Having a rare, but not really significant phrase, come to the top is quite the opposite of what a user would expect. And brings up an interesting philosophical points about TF*IDF based statistics and the nature of collocations. Common phrases are more likely to be significant collocations – more likely to be idiomatic. They should be treated as a single unit/concepts, with its own measure “term frequency” and “document frequency”. Rare phrases, are less likely to be significant collocations. And should NOT be treated and scored using a term frequency / document frequency.

A big takeaway for me is to avoid combining pf2/pf3/bigrams without disabling TF*IDF or somehow only expanding subphrases that themselves are collocations.

This reiterates the definition of a good collocation from the beginning of the article, a phrase that stands alone as its own concept, that’s not a simple combination of it’s constituent words.

Word representations are limited by their inability to represent idiomatic phrases that are
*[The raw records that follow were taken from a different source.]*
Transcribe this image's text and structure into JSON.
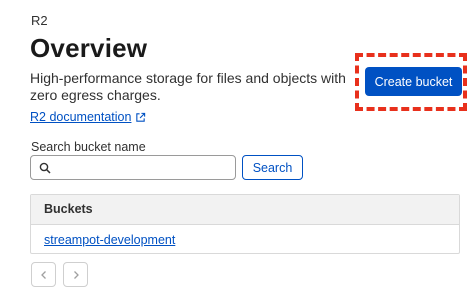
{
  "breadcrumb": "R2",
  "page_title": "Overview",
  "description": "High-performance storage for files and objects with zero egress charges.",
  "doc_link": "R2 documentation",
  "create_button": "Create bucket",
  "search": {
    "label": "Search bucket name",
    "value": "",
    "placeholder": "",
    "button": "Search"
  },
  "table": {
    "header": "Buckets",
    "rows": [
      {
        "name": "streampot-development"
      }
    ]
  },
  "colors": {
    "accent": "#0051c3",
    "highlight": "#e8301c"
  },
  "icons": [
    "external-link-icon",
    "search-icon",
    "chevron-left-icon",
    "chevron-right-icon"
  ]
}
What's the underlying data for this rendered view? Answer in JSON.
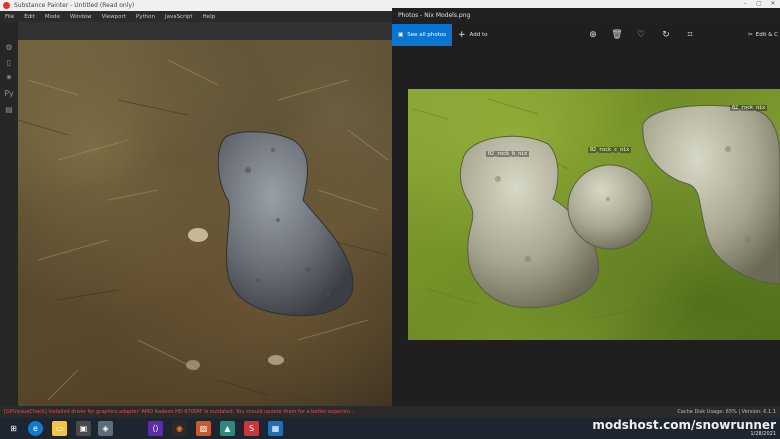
{
  "substance_painter": {
    "title": "Substance Painter - Untitled (Read only)",
    "menu": [
      "File",
      "Edit",
      "Mode",
      "Window",
      "Viewport",
      "Python",
      "JavaScript",
      "Help"
    ],
    "console_message": "[GPUIssueCheck] Installed driver for graphics adapter 'AMD Radeon HD 6700M' is outdated. You should update them for a better experien..."
  },
  "photos": {
    "title": "Photos - Nix Models.png",
    "see_all_label": "See all photos",
    "add_to_label": "Add to",
    "edit_label": "Edit & C",
    "rock_labels": [
      "02_rock_b_nix",
      "02_rock_c_nix",
      "02_rock_nix"
    ]
  },
  "status": {
    "cache_text": "Cache Disk Usage:",
    "version_text": "65% | Version: 6.1.1"
  },
  "taskbar": {
    "date": "1/28/2021",
    "icons": [
      "windows-logo",
      "edge",
      "file-explorer",
      "folder",
      "substance-painter",
      "vscode",
      "blender",
      "photos",
      "3d-app",
      "substance",
      "photos-2"
    ]
  },
  "watermark": "modshost.com/snowrunner",
  "colors": {
    "accent_blue": "#0a74d3",
    "console_warning": "#d9534f"
  }
}
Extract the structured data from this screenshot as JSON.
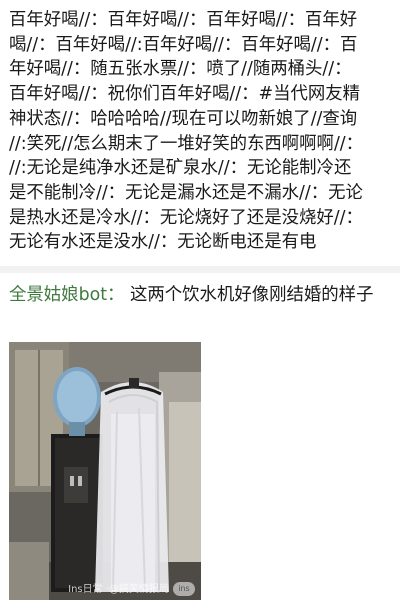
{
  "post": {
    "lines": [
      "百年好喝//：百年好喝//：百年好喝//：百年好",
      "喝//：百年好喝//:百年好喝//：百年好喝//：百",
      "年好喝//：随五张水票//：喷了//随两桶头//：",
      "百年好喝//：祝你们百年好喝//：#当代网友精",
      "神状态//：哈哈哈哈//现在可以吻新娘了//查询",
      "//:笑死//怎么期末了一堆好笑的东西啊啊啊//：",
      "//:无论是纯净水还是矿泉水//：无论能制冷还",
      "是不能制冷//：无论是漏水还是不漏水//：无论",
      "是热水还是冷水//：无论烧好了还是没烧好//：",
      "无论有水还是没水//：无论断电还是有电"
    ]
  },
  "comment": {
    "author": "全景姑娘bot：",
    "text": "这两个饮水机好像刚结婚的样子"
  },
  "photo": {
    "watermark": "Ins日常  ·@搞笑情报局",
    "watermark_logo": "ins"
  }
}
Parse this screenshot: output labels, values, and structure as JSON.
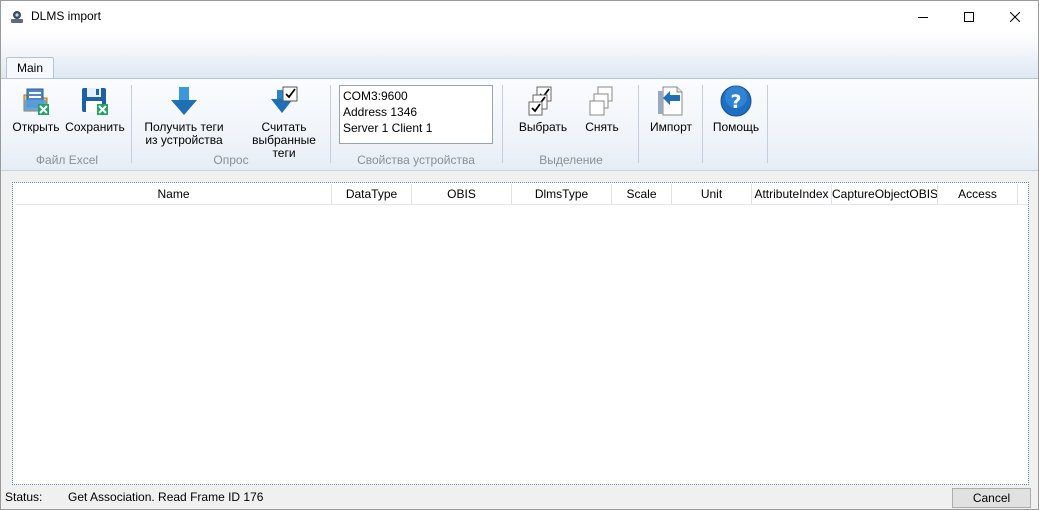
{
  "window": {
    "title": "DLMS import",
    "app_icon": "dlms-app-icon"
  },
  "tabs": [
    {
      "label": "Main",
      "active": true
    }
  ],
  "ribbon": {
    "groups": {
      "excel": {
        "label": "Файл Excel",
        "buttons": [
          {
            "label": "Открыть",
            "icon": "open-excel-icon"
          },
          {
            "label": "Сохранить",
            "icon": "save-excel-icon"
          }
        ]
      },
      "poll": {
        "label": "Опрос",
        "buttons": [
          {
            "line1": "Получить теги",
            "line2": "из устройства",
            "icon": "download-arrow-icon"
          },
          {
            "line1": "Считать",
            "line2": "выбранные теги",
            "icon": "read-selected-icon"
          }
        ]
      },
      "device": {
        "label": "Свойства устройства",
        "lines": [
          "COM3:9600",
          "Address 1346",
          "Server 1 Client 1"
        ]
      },
      "selection": {
        "label": "Выделение",
        "buttons": [
          {
            "label": "Выбрать",
            "icon": "select-all-icon"
          },
          {
            "label": "Снять",
            "icon": "deselect-icon"
          }
        ]
      },
      "import": {
        "buttons": [
          {
            "label": "Импорт",
            "icon": "import-icon"
          }
        ]
      },
      "help": {
        "buttons": [
          {
            "label": "Помощь",
            "icon": "help-icon"
          }
        ]
      }
    }
  },
  "grid": {
    "columns": [
      "Name",
      "DataType",
      "OBIS",
      "DlmsType",
      "Scale",
      "Unit",
      "AttributeIndex",
      "CaptureObjectOBIS",
      "Access"
    ],
    "rows": []
  },
  "status": {
    "label": "Status:",
    "text": "Get Association. Read Frame ID 176",
    "cancel_label": "Cancel"
  },
  "colors": {
    "accent_blue": "#1e6fb5",
    "help_blue": "#1d6fc4",
    "excel_green": "#21a366"
  }
}
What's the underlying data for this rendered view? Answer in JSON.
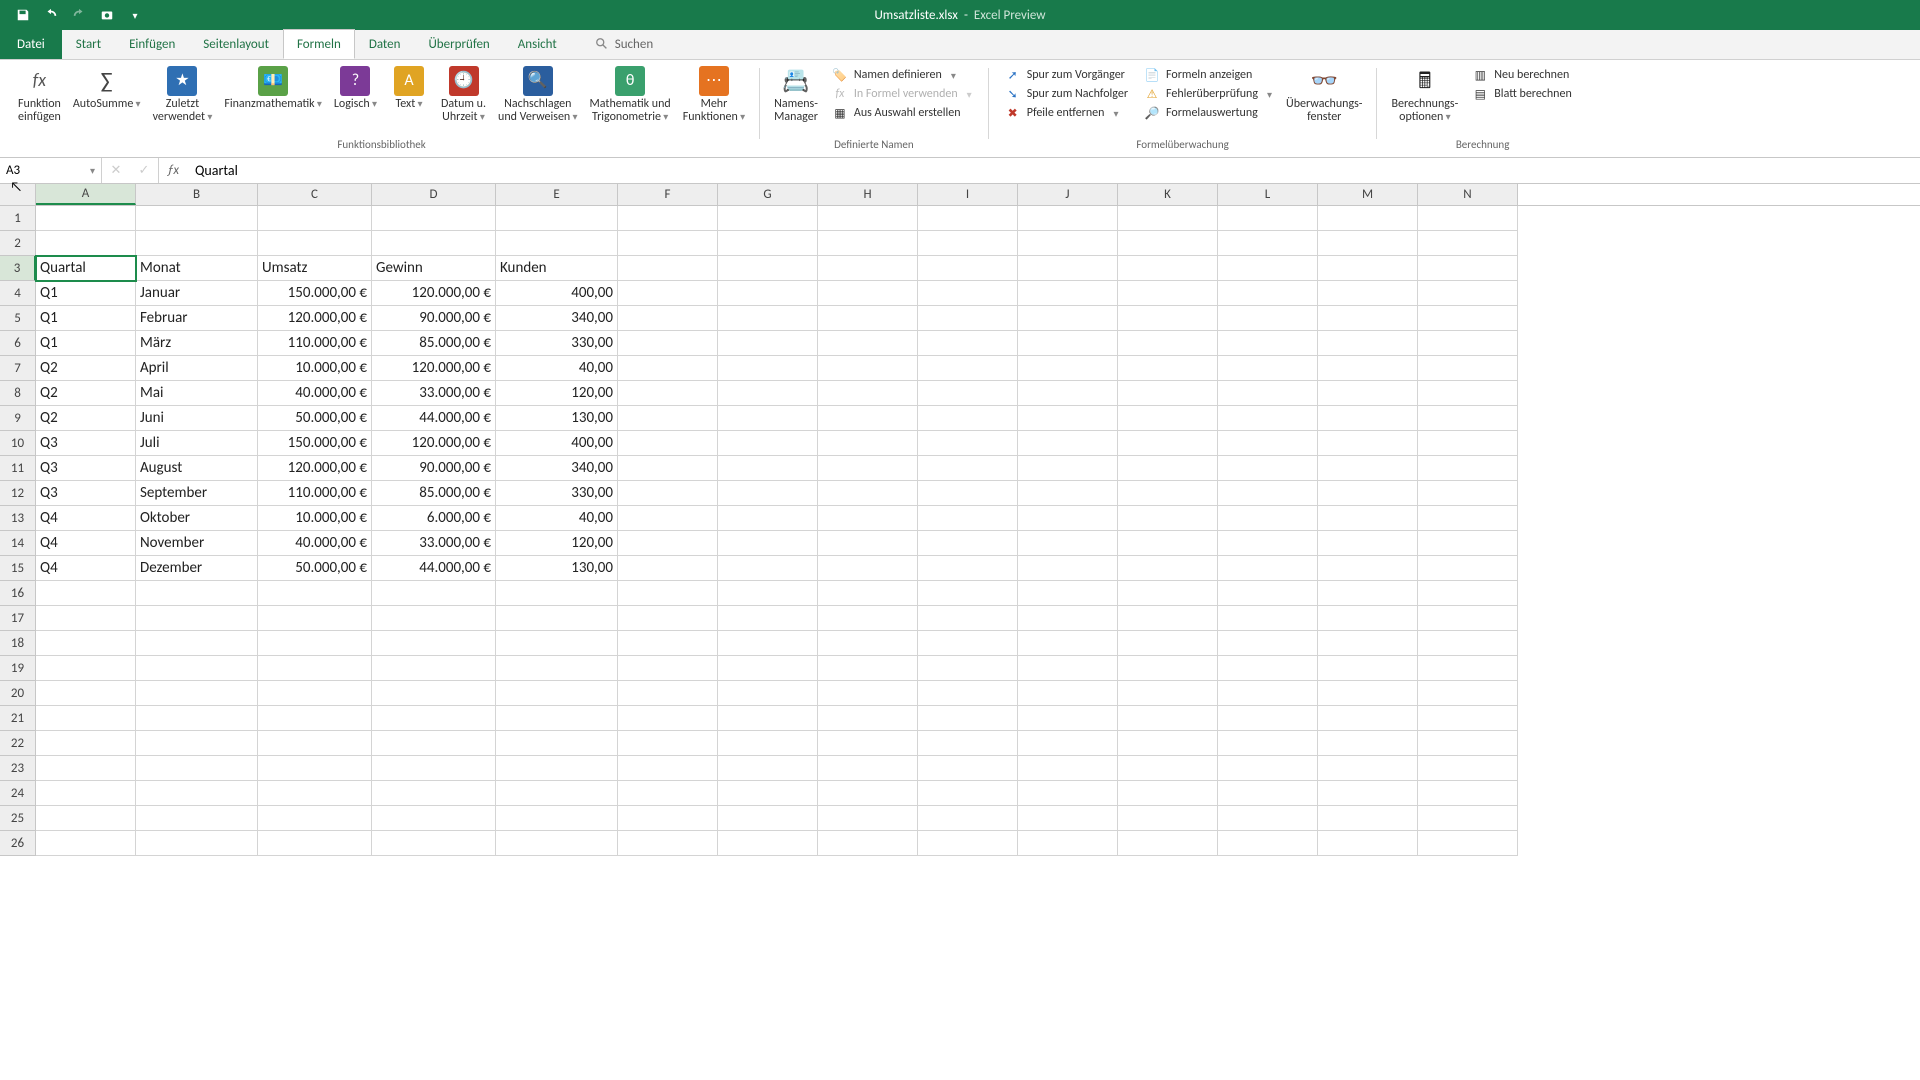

not compositions of the individual words. For example, “Boston Globe” is a newspaper, and so **it is not a natural combination of the meanings of “Boston” and “Globe”. **

A collocation is a word unto itself in the linguistic sense. It needs to be treated as its own concept. Not a simple combination of the underlying terms. I guess this is finally where German has things easier with constantly compounding words into words like `bostonglobe`

🙂

### Collocate to Charlottesville for some relevance training with me?

I hope you found this useful, if you enjoy learning about relevance, check out our training occurring August if you’d like to hang out! We’ll be doing a reprise of our “Think Like a Relevance Engineer” training course as well as our “Hello LTR” Learning to Rank training that we did at Haystack. Hope to see you there!